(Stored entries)

▬▬▬▬▬▬▬▬▬▬

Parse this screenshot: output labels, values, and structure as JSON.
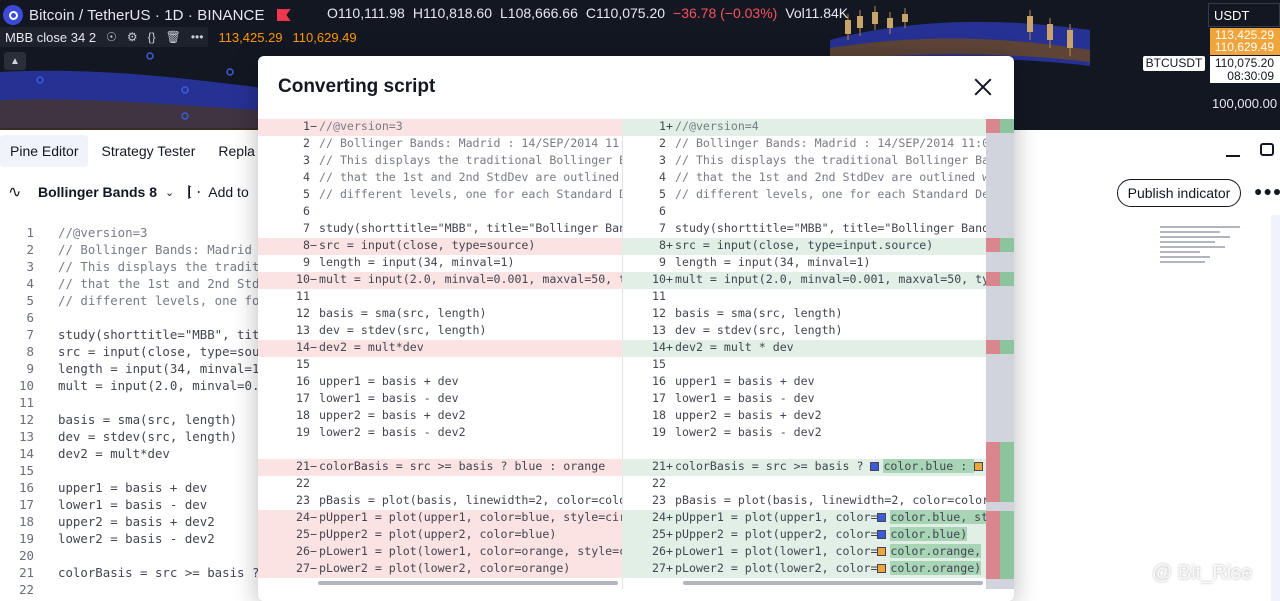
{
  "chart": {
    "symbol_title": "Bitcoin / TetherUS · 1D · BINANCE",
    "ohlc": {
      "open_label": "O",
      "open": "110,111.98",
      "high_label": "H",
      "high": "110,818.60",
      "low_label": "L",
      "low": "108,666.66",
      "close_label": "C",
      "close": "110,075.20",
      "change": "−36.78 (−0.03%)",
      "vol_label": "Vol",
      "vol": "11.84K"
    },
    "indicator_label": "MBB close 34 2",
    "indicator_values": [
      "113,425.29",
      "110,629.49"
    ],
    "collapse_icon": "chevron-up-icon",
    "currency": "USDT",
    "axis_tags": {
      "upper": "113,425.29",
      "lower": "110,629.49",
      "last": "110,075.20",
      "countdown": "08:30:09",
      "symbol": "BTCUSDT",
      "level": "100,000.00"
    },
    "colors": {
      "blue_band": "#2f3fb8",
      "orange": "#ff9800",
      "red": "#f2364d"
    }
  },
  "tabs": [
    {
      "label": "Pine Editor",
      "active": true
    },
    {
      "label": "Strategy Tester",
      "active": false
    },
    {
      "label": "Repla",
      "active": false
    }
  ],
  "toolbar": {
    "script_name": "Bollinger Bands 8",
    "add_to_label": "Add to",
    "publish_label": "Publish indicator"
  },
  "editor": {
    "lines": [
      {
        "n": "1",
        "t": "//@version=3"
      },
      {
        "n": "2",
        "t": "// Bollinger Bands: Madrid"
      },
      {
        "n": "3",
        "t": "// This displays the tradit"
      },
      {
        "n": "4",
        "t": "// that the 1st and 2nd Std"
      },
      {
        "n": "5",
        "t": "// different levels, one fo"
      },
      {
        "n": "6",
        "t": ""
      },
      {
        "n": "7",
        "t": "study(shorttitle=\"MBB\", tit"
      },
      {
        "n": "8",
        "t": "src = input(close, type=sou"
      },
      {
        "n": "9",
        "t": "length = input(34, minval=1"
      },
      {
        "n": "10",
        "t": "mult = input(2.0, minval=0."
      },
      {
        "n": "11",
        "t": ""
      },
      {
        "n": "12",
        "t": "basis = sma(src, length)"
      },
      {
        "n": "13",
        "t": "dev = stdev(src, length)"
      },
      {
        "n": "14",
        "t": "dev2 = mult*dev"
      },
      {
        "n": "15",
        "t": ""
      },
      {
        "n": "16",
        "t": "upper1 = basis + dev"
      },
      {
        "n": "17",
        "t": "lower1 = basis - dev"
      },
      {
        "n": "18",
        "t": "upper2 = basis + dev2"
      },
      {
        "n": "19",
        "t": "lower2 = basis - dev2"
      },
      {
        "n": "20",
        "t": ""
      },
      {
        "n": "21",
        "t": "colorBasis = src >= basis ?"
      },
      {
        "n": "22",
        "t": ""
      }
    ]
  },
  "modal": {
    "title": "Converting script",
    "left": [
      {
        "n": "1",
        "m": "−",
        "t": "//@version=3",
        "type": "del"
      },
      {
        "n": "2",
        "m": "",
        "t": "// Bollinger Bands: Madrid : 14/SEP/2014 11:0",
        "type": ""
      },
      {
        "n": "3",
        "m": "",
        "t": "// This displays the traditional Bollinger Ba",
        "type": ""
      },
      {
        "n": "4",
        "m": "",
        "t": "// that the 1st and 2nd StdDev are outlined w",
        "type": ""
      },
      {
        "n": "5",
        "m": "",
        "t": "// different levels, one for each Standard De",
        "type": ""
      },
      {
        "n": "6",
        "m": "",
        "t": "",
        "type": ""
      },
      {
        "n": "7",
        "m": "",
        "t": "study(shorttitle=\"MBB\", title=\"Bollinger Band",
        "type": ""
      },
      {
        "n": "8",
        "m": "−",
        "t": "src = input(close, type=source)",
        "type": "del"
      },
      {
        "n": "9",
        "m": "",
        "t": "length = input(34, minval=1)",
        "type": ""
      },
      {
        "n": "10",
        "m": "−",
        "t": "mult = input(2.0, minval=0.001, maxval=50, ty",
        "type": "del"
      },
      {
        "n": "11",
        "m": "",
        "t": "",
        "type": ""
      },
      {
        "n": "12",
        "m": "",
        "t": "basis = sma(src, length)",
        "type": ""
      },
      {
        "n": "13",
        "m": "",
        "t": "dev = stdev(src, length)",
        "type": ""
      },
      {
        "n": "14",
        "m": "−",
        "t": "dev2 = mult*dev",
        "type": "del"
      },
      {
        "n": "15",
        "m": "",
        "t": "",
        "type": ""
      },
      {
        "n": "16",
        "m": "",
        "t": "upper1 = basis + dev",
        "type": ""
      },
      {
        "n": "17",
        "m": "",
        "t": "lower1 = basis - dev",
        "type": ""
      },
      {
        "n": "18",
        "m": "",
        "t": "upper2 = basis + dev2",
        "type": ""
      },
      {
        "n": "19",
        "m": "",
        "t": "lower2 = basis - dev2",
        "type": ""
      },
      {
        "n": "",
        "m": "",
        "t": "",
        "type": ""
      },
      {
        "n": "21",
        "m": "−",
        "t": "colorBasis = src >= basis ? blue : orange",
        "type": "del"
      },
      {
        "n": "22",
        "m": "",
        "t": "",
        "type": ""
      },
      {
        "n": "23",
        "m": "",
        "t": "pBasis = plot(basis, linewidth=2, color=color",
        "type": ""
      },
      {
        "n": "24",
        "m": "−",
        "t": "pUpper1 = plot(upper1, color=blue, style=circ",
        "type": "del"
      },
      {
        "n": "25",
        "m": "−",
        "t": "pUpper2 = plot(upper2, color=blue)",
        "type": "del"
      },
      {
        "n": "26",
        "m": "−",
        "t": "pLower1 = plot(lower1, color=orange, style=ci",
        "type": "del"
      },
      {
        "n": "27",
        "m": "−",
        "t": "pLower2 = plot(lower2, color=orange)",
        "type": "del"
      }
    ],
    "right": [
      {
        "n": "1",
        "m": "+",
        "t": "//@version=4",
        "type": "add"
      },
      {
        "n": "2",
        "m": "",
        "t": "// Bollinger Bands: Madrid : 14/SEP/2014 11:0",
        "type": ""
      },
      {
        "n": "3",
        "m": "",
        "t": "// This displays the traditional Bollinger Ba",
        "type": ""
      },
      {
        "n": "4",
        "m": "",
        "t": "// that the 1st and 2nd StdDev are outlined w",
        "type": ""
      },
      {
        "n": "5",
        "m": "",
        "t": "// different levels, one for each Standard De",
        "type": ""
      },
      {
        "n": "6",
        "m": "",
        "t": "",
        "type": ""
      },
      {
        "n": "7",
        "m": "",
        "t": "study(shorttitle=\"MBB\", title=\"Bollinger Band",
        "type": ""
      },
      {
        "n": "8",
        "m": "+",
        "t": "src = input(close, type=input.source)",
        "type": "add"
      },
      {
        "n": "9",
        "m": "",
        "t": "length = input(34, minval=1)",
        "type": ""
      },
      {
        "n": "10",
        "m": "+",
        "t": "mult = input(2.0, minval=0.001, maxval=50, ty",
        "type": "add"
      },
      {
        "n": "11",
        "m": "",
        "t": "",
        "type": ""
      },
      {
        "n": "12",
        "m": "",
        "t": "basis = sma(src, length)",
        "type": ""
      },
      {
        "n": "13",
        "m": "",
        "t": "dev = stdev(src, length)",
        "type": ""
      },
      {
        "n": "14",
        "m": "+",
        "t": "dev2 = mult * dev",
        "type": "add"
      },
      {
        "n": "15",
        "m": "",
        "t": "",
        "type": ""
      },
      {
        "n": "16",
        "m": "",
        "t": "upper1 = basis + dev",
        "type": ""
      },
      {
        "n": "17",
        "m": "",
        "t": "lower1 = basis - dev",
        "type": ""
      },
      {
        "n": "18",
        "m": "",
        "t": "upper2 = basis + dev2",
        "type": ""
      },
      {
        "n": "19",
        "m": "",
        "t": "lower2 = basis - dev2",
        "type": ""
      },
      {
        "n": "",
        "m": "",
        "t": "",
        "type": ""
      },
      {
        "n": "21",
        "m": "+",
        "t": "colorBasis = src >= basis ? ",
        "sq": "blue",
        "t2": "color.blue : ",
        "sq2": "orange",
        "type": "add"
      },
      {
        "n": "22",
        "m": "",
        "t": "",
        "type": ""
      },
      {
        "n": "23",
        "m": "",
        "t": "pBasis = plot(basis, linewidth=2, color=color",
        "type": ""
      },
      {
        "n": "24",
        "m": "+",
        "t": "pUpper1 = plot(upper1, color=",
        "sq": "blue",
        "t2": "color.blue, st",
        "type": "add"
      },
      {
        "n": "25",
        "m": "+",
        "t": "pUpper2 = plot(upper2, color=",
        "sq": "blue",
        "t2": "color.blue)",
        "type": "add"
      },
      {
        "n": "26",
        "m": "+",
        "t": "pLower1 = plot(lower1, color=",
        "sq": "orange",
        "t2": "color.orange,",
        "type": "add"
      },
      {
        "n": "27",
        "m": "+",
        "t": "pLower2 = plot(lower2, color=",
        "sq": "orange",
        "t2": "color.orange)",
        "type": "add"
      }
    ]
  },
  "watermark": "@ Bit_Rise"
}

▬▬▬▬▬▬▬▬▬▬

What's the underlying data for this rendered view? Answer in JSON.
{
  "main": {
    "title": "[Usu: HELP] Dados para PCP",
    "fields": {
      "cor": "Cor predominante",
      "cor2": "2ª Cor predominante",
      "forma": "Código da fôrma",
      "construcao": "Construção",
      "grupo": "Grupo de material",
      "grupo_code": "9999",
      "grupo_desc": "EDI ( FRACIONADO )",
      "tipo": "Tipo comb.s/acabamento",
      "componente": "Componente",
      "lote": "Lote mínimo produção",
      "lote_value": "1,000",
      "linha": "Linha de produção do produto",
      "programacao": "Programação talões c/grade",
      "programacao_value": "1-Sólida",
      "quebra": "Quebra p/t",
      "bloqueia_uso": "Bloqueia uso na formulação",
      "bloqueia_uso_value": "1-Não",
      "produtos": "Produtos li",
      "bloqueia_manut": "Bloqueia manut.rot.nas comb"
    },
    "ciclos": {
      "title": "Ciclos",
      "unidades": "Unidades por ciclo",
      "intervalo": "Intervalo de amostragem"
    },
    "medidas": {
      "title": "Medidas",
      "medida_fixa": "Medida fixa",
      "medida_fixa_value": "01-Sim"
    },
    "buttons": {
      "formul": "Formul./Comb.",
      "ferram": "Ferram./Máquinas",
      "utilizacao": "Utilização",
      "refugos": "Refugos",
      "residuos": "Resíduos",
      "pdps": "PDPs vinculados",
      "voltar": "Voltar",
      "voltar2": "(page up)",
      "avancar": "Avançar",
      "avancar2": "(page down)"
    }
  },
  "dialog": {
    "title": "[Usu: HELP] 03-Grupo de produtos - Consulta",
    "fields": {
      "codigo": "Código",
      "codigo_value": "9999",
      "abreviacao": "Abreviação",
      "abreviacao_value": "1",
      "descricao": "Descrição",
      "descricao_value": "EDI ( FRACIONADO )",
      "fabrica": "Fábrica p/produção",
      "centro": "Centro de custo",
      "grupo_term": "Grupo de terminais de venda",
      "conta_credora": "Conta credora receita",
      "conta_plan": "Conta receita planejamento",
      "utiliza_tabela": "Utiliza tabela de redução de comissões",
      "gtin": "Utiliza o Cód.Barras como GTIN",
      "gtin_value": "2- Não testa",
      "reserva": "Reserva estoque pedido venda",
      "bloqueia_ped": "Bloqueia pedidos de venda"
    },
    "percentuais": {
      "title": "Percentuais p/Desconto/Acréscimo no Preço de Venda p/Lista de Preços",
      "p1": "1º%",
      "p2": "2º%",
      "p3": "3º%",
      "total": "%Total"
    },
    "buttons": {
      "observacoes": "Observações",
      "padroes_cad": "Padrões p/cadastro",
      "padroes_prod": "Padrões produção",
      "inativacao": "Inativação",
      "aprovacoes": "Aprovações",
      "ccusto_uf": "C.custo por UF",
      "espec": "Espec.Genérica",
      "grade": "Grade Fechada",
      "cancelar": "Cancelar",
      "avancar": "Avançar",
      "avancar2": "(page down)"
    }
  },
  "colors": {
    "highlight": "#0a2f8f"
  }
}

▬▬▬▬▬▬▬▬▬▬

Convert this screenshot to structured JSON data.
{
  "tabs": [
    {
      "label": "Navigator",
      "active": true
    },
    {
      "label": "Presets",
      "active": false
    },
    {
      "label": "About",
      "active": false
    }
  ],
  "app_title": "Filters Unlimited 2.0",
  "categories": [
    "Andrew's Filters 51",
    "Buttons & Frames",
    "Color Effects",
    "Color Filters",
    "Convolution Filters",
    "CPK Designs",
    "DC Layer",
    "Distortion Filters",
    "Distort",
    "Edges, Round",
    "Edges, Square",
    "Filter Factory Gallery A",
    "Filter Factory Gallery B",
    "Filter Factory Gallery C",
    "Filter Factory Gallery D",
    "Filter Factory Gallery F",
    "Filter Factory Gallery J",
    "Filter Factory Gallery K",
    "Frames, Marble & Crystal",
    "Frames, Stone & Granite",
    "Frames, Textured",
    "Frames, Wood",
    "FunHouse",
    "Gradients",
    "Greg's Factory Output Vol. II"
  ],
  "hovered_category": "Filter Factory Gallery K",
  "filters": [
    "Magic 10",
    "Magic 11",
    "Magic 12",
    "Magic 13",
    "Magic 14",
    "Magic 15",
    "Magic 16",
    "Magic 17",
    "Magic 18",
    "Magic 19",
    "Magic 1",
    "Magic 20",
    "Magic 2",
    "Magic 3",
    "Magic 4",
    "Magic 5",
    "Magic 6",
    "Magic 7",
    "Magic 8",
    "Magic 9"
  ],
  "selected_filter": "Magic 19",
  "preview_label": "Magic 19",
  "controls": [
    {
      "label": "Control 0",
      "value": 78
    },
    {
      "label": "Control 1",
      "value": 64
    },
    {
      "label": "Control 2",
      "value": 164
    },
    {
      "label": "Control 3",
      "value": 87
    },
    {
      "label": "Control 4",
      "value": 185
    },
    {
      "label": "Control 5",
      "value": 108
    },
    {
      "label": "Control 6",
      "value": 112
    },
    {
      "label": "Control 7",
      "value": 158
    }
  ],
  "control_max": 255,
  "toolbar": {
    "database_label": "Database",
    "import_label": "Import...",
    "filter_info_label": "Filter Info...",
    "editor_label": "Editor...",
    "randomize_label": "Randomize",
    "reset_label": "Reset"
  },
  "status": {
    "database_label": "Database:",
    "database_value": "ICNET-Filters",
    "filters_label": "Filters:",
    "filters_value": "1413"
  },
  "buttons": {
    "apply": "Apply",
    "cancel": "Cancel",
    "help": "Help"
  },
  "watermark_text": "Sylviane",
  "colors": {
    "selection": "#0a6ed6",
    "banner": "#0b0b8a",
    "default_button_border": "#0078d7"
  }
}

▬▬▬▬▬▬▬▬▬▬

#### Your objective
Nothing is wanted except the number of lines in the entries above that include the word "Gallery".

#### Answer space
8